My parent’s marriage was the only one of her generation to endure. They were  happier than most, although it was always clear my father had the greater love.

I would not have been so happy with my first love. I know that now but there was no telling me back then.  My parents asked me to do two years of college before announcing an engagement.  My first love joined the Army and was sent to see the world.  After a year, he wrote a Dear Jane letter. I wept, but survived, older and wiser. It would be ten years until I married, but a man much more suited to me and my needs.

PARENT ADVICE WHEN A TEEN LOVES IN ALL THE WRONG PLACES

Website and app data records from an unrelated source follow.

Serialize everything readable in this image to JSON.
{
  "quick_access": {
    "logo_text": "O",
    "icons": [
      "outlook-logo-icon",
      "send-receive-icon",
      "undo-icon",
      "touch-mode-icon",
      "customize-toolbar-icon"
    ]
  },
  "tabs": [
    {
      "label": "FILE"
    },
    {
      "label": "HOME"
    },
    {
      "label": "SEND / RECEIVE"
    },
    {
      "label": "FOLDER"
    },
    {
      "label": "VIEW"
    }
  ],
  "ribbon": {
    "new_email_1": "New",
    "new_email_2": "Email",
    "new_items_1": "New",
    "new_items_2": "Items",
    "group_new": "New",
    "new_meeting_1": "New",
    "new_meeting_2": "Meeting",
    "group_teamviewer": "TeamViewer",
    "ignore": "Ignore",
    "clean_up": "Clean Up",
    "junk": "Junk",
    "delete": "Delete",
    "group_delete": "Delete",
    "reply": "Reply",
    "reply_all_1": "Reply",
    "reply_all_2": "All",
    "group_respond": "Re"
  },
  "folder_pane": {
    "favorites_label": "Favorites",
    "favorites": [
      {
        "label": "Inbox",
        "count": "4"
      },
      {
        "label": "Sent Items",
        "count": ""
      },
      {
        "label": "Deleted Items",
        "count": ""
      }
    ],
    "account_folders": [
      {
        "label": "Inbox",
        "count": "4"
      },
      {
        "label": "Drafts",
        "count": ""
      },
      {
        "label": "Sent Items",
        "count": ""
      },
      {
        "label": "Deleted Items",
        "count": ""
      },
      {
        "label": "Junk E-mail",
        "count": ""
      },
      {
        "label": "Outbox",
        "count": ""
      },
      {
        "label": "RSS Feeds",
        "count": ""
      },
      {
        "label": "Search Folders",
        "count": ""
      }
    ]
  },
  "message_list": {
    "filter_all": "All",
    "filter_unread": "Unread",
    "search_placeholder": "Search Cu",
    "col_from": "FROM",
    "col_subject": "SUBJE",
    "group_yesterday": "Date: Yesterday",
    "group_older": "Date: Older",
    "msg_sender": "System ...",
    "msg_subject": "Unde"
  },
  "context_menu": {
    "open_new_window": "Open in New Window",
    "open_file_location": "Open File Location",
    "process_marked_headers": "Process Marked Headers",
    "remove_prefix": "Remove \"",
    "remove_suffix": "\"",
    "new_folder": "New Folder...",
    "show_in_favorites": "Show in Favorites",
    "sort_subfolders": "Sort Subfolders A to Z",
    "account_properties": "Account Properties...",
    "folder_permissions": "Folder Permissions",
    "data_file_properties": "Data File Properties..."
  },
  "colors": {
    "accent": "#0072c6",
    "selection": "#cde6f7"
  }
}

Tip one: It is truly out of you hands and I have already given the best advice I can. Learn to love the one your teen loves. Any arguments against your teen’s loved one will plant the roots of the relationship in cement.

Tip two: Try to see the needs being met. Good girls are known to have fantasies of reforming bad boys.  I felt strongly I was the only one who saw my first love’s good qualities. I understood him and no one else did.  Such feelings create  a powerful attraction and strong bond.  He greatly appreciated being loved by a good girl.

It is less clear that bad boys want to have their better beings cared about and nurtured, but that is a part of the Beauty and the Beast story.

http://theconcordian.org/wp-content/uploads/2012/01/Beauty_and_the_Beast.jpeg

Beauty and the Beast as a film, holds many teachable moments about good girls and bad boys.  IMAGE BY The Concordian Org.

A quick leap to a feminist read about Beauty and the Beast. This one is by a blogger who calls herself the Funny Feminist or Lady T.  She makes a good point about some bad boys hoping for love to help change them.  Not all bad boys, and that is a decided fact.

Tip Three: Don’t predict the future. You cannot, even learned weather men fail at that task.

Tip four: Hope for the best. Realizing, the future is unknown allows you to chose to have a bit of hope. The hope is not unrealistic. Sir Michael Rutter, one of Britain’s leading researchers into how we become who we are, reported that a good marriage was a major factor in moving away from abuse and a bad childhood. 

Tip five: Legitimate concern exists when sex, addiction, or abuse are part of your teen’s love triangle.  However, all the advice above holds. The problem is in your teen, not the loved one.

Do your best to see the loved one’s good qualities.  If you cannot keep your mouth shut, observe Gottman’s five to one rule: only allow yourself to show five positives for every one negative.

STAY STRONG

Life is a struggle, relationships hard, raising good kids in today’s world harder than ever. The media has become another parent and not always a useful one, particularly when it comes to teaching about relationships.  Still, wise parents, as a child slips into adolescence, will use the media as talking points and teachable moments.

Remember, if you like this post comment or  share. Your kindness matters a great deal to me. 

Katherine

MORE

For more reading on this topic, try my book ‘When Good Kids Hang Out With The Wrong Crowd‘. ‘When Good Kids Have Sex‘ might also be relevant.

READY FOR SEX? KNOW THE RULES? REVISED VERSION

A quick post, for all. This is a revision of my Ready for Sex Rules that I posted earlier in the week. For  more tips and specific advice read my E-book  When Good Kids Have Sex.

sEX RULESrevised

Thank you Facebook friend Glenda Boozer for discussing her view of the rules which lead to my revisions. Hope you approve Glenda.

Life is a struggle, relationships hard, raising good kids in today’s world harder than ever. The media has become another parent and not always a useful one.

Remember if you like this post comment or  share. Your kindness matters.

Katherine

READY FOR SEX? KNOW THE RULES?

A quick post, for all.  For  more tips and specific advice read my E-book  When Good Kids Have Sex

sEX RULES

Life is a struggle, relationships hard, raising good kids in today’s world harder.  Stay strong and caring.

Katherine